→ RECORDS FOR THE TASK
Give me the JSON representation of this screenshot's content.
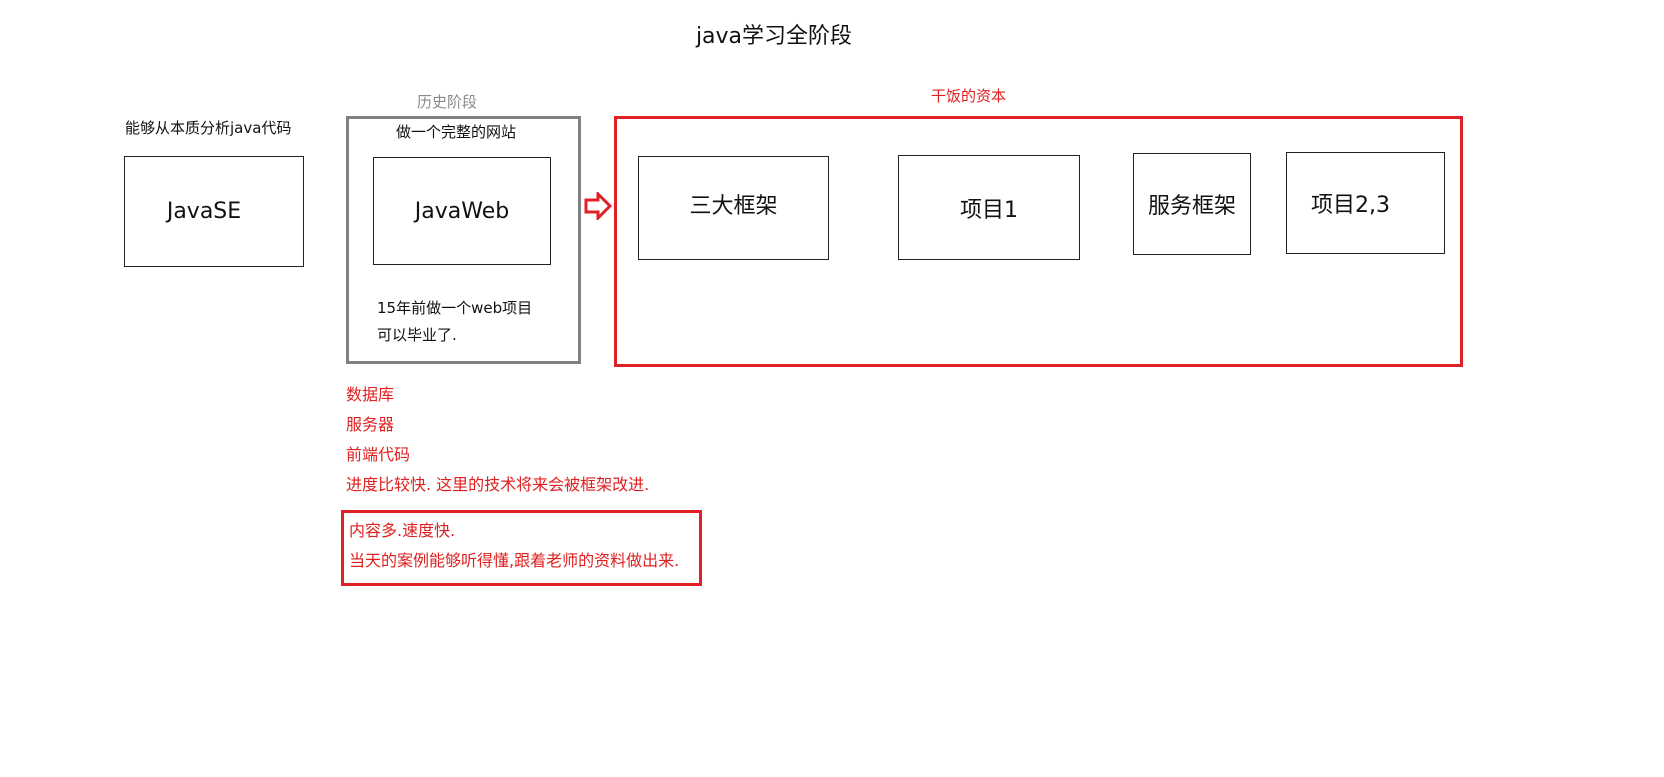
{
  "title": "java学习全阶段",
  "javase": {
    "caption": "能够从本质分析java代码",
    "label": "JavaSE"
  },
  "history": {
    "caption": "历史阶段",
    "header": "做一个完整的网站",
    "inner_label": "JavaWeb",
    "note_line1": "15年前做一个web项目",
    "note_line2": "可以毕业了."
  },
  "capital": {
    "caption": "干饭的资本",
    "items": [
      "三大框架",
      "项目1",
      "服务框架",
      "项目2,3"
    ]
  },
  "notes": {
    "lines": [
      "数据库",
      "服务器",
      "前端代码",
      "进度比较快. 这里的技术将来会被框架改进."
    ]
  },
  "tip": {
    "lines": [
      "内容多.速度快.",
      "当天的案例能够听得懂,跟着老师的资料做出来."
    ]
  },
  "colors": {
    "red": "#e02025",
    "gray": "#7f7f7f",
    "text": "#111111"
  }
}
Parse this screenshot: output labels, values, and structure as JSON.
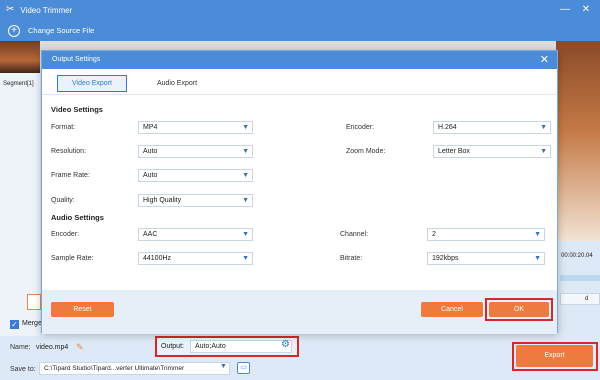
{
  "window": {
    "title": "Video Trimmer",
    "app_icon": "scissors-icon",
    "minimize_glyph": "—",
    "close_glyph": "✕"
  },
  "toolbar": {
    "add_icon": "plus-circle-icon",
    "add_glyph": "+",
    "add_label": "Change Source File"
  },
  "sidebar": {
    "segment_label": "Segment[1]"
  },
  "background": {
    "time_text": "00:00:20.04",
    "pill_text": "d",
    "merge_label": "Merge"
  },
  "dialog": {
    "title": "Output Settings",
    "close_glyph": "✕",
    "tabs": [
      {
        "label": "Video Export",
        "active": true
      },
      {
        "label": "Audio Export",
        "active": false
      }
    ],
    "video_settings": {
      "heading": "Video Settings",
      "format": {
        "label": "Format:",
        "value": "MP4"
      },
      "encoder": {
        "label": "Encoder:",
        "value": "H.264"
      },
      "resolution": {
        "label": "Resolution:",
        "value": "Auto"
      },
      "zoom_mode": {
        "label": "Zoom Mode:",
        "value": "Letter Box"
      },
      "frame_rate": {
        "label": "Frame Rate:",
        "value": "Auto"
      },
      "quality": {
        "label": "Quality:",
        "value": "High Quality"
      }
    },
    "audio_settings": {
      "heading": "Audio Settings",
      "encoder": {
        "label": "Encoder:",
        "value": "AAC"
      },
      "channel": {
        "label": "Channel:",
        "value": "2"
      },
      "sample_rate": {
        "label": "Sample Rate:",
        "value": "44100Hz"
      },
      "bitrate": {
        "label": "Bitrate:",
        "value": "192kbps"
      }
    },
    "buttons": {
      "reset": "Reset",
      "cancel": "Cancel",
      "ok": "OK"
    },
    "caret_glyph": "▼"
  },
  "bottom": {
    "name_label": "Name:",
    "name_value": "video.mp4",
    "edit_icon": "pencil-icon",
    "output_label": "Output:",
    "output_value": "Auto;Auto",
    "output_settings_icon": "gear-icon",
    "saveto_label": "Save to:",
    "saveto_value": "C:\\Tipard Studio\\Tipard...verter Ultimate\\Trimmer",
    "folder_icon": "folder-icon",
    "export_label": "Export"
  },
  "colors": {
    "titlebar": "#4b8cd8",
    "accent_orange": "#ee7a40",
    "highlight_red": "#d4282a",
    "tab_active": "#2f7ad8"
  }
}
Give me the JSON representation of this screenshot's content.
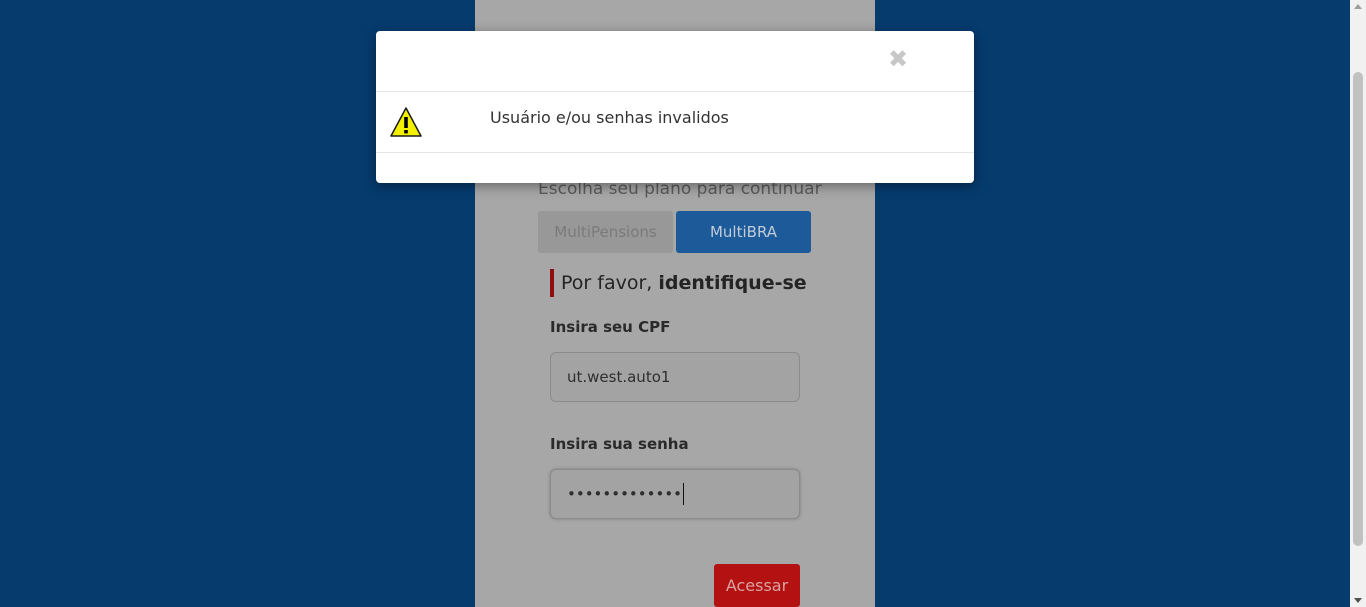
{
  "login": {
    "choose_plan_text": "Escolha seu plano para continuar",
    "plans": [
      "MultiPensions",
      "MultiBRA"
    ],
    "identify_prefix": "Por favor, ",
    "identify_bold": "identifique-se",
    "cpf_label": "Insira seu CPF",
    "cpf_value": "ut.west.auto1",
    "password_label": "Insira sua senha",
    "password_value": "•••••••••••••",
    "access_button": "Acessar"
  },
  "modal": {
    "close_glyph": "✖",
    "message": "Usuário e/ou senhas invalidos",
    "icon": "warning-icon"
  },
  "colors": {
    "page_bg": "#063b6e",
    "accent_blue": "#1c5a9a",
    "accent_red": "#b41212"
  }
}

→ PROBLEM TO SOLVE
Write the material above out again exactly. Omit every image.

→ RESULT OF THIS TASK
Give me the JSON representation of this screenshot's content.
{
  "title": "java学习全阶段",
  "javase": {
    "caption": "能够从本质分析java代码",
    "label": "JavaSE"
  },
  "history": {
    "caption": "历史阶段",
    "header": "做一个完整的网站",
    "inner_label": "JavaWeb",
    "note_line1": "15年前做一个web项目",
    "note_line2": "可以毕业了."
  },
  "capital": {
    "caption": "干饭的资本",
    "items": [
      "三大框架",
      "项目1",
      "服务框架",
      "项目2,3"
    ]
  },
  "notes": {
    "lines": [
      "数据库",
      "服务器",
      "前端代码",
      "进度比较快. 这里的技术将来会被框架改进."
    ]
  },
  "tip": {
    "lines": [
      "内容多.速度快.",
      "当天的案例能够听得懂,跟着老师的资料做出来."
    ]
  },
  "colors": {
    "red": "#e02025",
    "gray": "#7f7f7f",
    "text": "#111111"
  }
}
Parse this screenshot: output labels, values, and structure as JSON.
{
  "window": {
    "title": "Video Trimmer",
    "app_icon": "scissors-icon",
    "minimize_glyph": "—",
    "close_glyph": "✕"
  },
  "toolbar": {
    "add_icon": "plus-circle-icon",
    "add_glyph": "+",
    "add_label": "Change Source File"
  },
  "sidebar": {
    "segment_label": "Segment[1]"
  },
  "background": {
    "time_text": "00:00:20.04",
    "pill_text": "d",
    "merge_label": "Merge"
  },
  "dialog": {
    "title": "Output Settings",
    "close_glyph": "✕",
    "tabs": [
      {
        "label": "Video Export",
        "active": true
      },
      {
        "label": "Audio Export",
        "active": false
      }
    ],
    "video_settings": {
      "heading": "Video Settings",
      "format": {
        "label": "Format:",
        "value": "MP4"
      },
      "encoder": {
        "label": "Encoder:",
        "value": "H.264"
      },
      "resolution": {
        "label": "Resolution:",
        "value": "Auto"
      },
      "zoom_mode": {
        "label": "Zoom Mode:",
        "value": "Letter Box"
      },
      "frame_rate": {
        "label": "Frame Rate:",
        "value": "Auto"
      },
      "quality": {
        "label": "Quality:",
        "value": "High Quality"
      }
    },
    "audio_settings": {
      "heading": "Audio Settings",
      "encoder": {
        "label": "Encoder:",
        "value": "AAC"
      },
      "channel": {
        "label": "Channel:",
        "value": "2"
      },
      "sample_rate": {
        "label": "Sample Rate:",
        "value": "44100Hz"
      },
      "bitrate": {
        "label": "Bitrate:",
        "value": "192kbps"
      }
    },
    "buttons": {
      "reset": "Reset",
      "cancel": "Cancel",
      "ok": "OK"
    },
    "caret_glyph": "▼"
  },
  "bottom": {
    "name_label": "Name:",
    "name_value": "video.mp4",
    "edit_icon": "pencil-icon",
    "output_label": "Output:",
    "output_value": "Auto;Auto",
    "output_settings_icon": "gear-icon",
    "saveto_label": "Save to:",
    "saveto_value": "C:\\Tipard Studio\\Tipard...verter Ultimate\\Trimmer",
    "folder_icon": "folder-icon",
    "export_label": "Export"
  },
  "colors": {
    "titlebar": "#4b8cd8",
    "accent_orange": "#ee7a40",
    "highlight_red": "#d4282a",
    "tab_active": "#2f7ad8"
  }
}
Give me the JSON representation of this screenshot's content.
{
  "login": {
    "choose_plan_text": "Escolha seu plano para continuar",
    "plans": [
      "MultiPensions",
      "MultiBRA"
    ],
    "identify_prefix": "Por favor, ",
    "identify_bold": "identifique-se",
    "cpf_label": "Insira seu CPF",
    "cpf_value": "ut.west.auto1",
    "password_label": "Insira sua senha",
    "password_value": "•••••••••••••",
    "access_button": "Acessar"
  },
  "modal": {
    "close_glyph": "✖",
    "message": "Usuário e/ou senhas invalidos",
    "icon": "warning-icon"
  },
  "colors": {
    "page_bg": "#063b6e",
    "accent_blue": "#1c5a9a",
    "accent_red": "#b41212"
  }
}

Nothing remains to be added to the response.